The software that enables the transfer and visualization of the human heart’s whooshes, lub-dubs, gallops and rubs is designed to be compliant with the comprehensive patient privacy law called HIPAA. So is the device itself.
The stethoscope and its associated app are the inaugural offerings of Eko Devices, a start-up founded by a team of UC Berkeley engineering and business school graduates. Its three founders — 23-year-old Chief Operating Officer Jason Bellet, 23-year-old Chief Technical Officer Tyler Crouch and 25-year-old Chief Executive Connor Landgraf — are thought to be the youngest team ever to receive clearance from the Food and Drug Administration for a Class II medical device.

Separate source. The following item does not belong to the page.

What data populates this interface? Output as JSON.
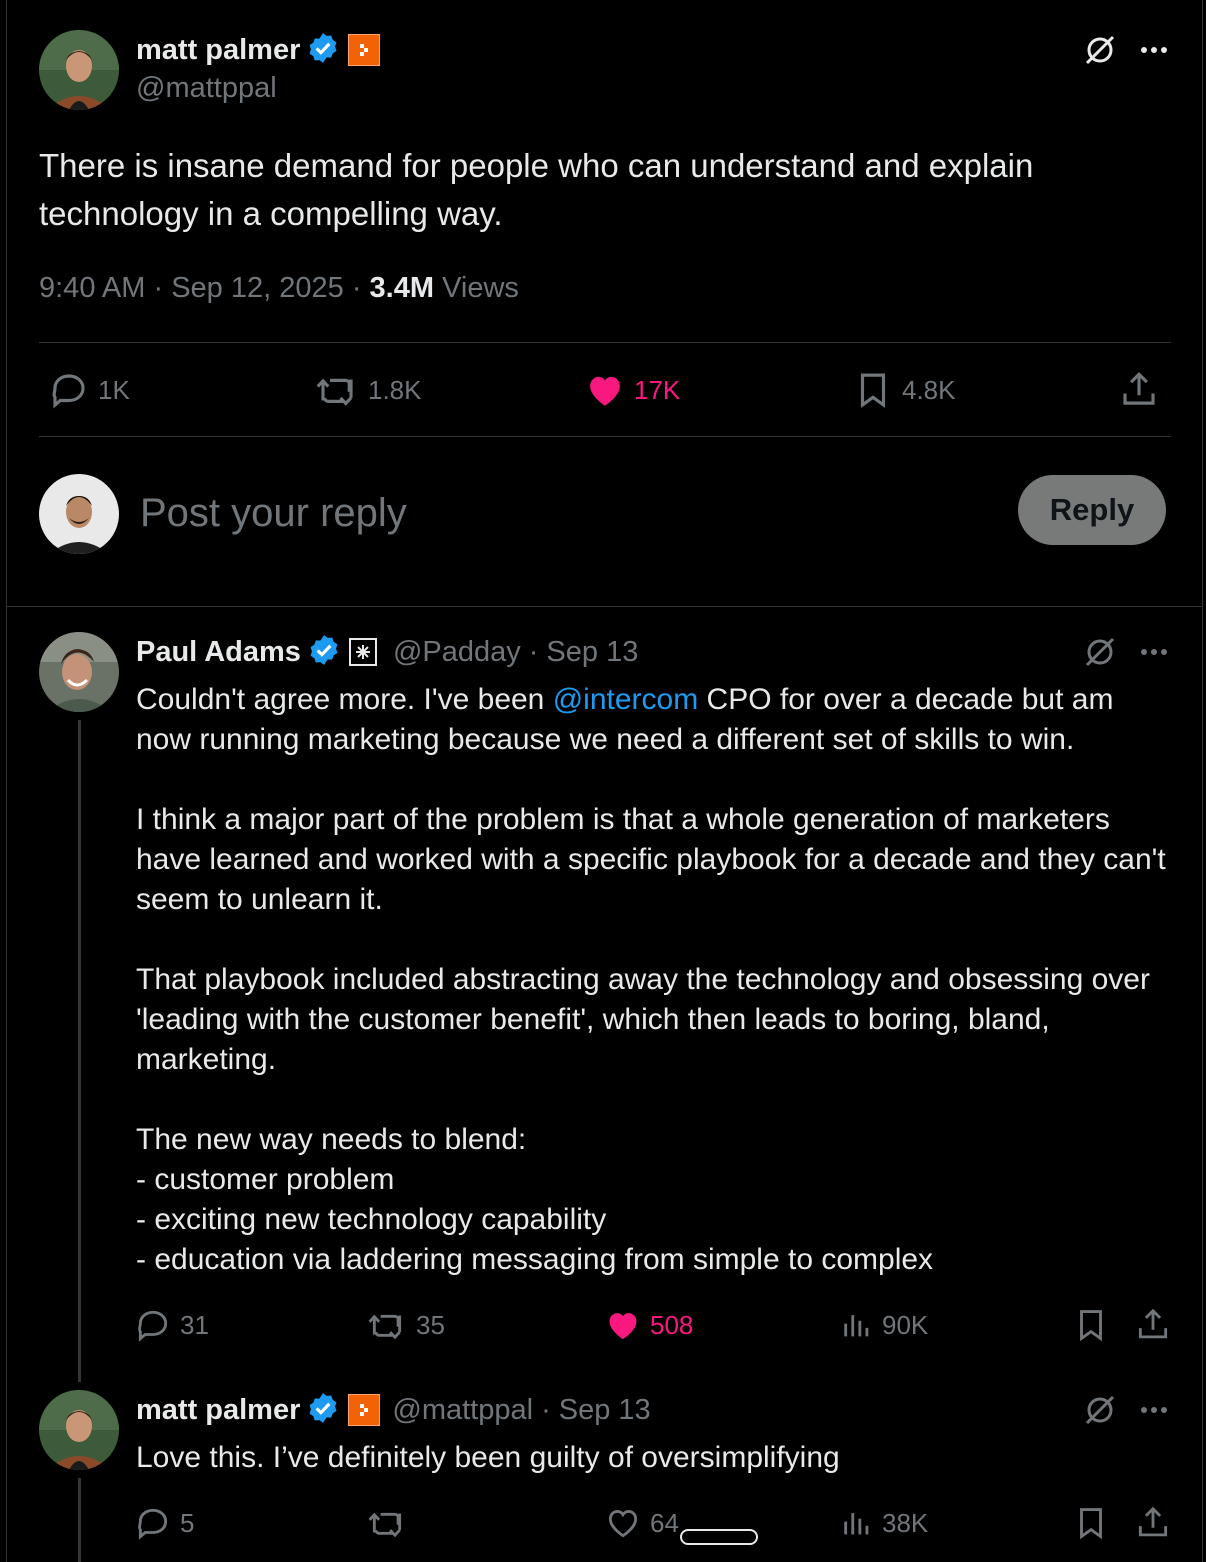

For healthcare professionals of their generation, a stethoscope that streams, records, analyzes and facilitates collaboration may be the most obvious thing in the world. But perhaps a physician prefers to listen to his patients’ hearts the old-school way? The new stethoscope can be shifted from digital to analog mode.
The first stethoscope was designed in 1819, and when it comes to such central medical traditions, physicians can be the ultimate traditionalists: They tend to love the stethoscope they trained with and keep it as a talisman. (These users have the option of adding a digital attachment to their analog instruments.)
The new-generation stethoscope “captures the heart sounds in a streamlined way that has never been done before,” said Dr. John Chorba, a cardiologist at UC San Francisco who is leading a clinical trial of the Eko device.
At 34, Chorba said he’s old-school enough that he prefers not to use such features as amplification. But, he said, “there are many times I would like to be able to re-listen to a patient’s heartbeat, and this gives me an opportunity to do that.”
Internal medicine residents at Stanford University will soon wield the new stethoscope as part of a larger pilot project.
Eko is also developing software to help physicians interpret what they hear, and to pick out abnormal heart sounds and murmurs. Called “Shazam for Heartbeats,” it will be included with the mobile app after undergoing a separate FDA review and completing trials, according to the Berkeley-based company.
The high-tech assistance couldn’t come too soon. Just last week, a study presented at the European College of Cardiology’s annual meeting found that cardiologists were unable to identify more than half of basic murmurs and about a third of advanced murmurs when they listened to them on prerecorded tapes.
The 1,098 heart specialists in the study were hardly slackers — all were recruited between 2011 and 2014 at the American College of Cardiology’s annual scientific sessions. Yet fewer than half could recognize prerecorded murmurs that signal aortic stenosis, aortic regurgitation, mitral stenosis or mitral regurgitation. They were a little better at identifying advanced murmurs associated with bicuspid aortic valve, mitral valve prolapse, combined aortic stenosis and regurgitation, and combined mitral stenosis and regurgitation.
“These findings confirm the widely held view that auscultation skills among cardiologists have eroded over time,” said Dr. Patrick T. O’Gara, past president of the American College of Cardiology and a co-investigator on the study.
But O’Gara and his colleagues also found that physicians improved when they connected the recorded sounds to images. After listening to 400 repetitions of each murmur while viewing cardiac images, including sound wave forms, they were able to recognize 88% of the basic murmurs and 93% of the advanced ones.
“For medical education purposes, it’s a great device,” Chorba said.
More speculatively, he said he was excited by the prospect that so much heartbeat data will be collected digitally, and may one day yield new clues about the heart’s workings and its pathologies.
The Eko Core is available for $299, and a digital attachment to upgrade an analog stethoscope costs $199. Older digital stethoscopes generally are priced at $300 to $500.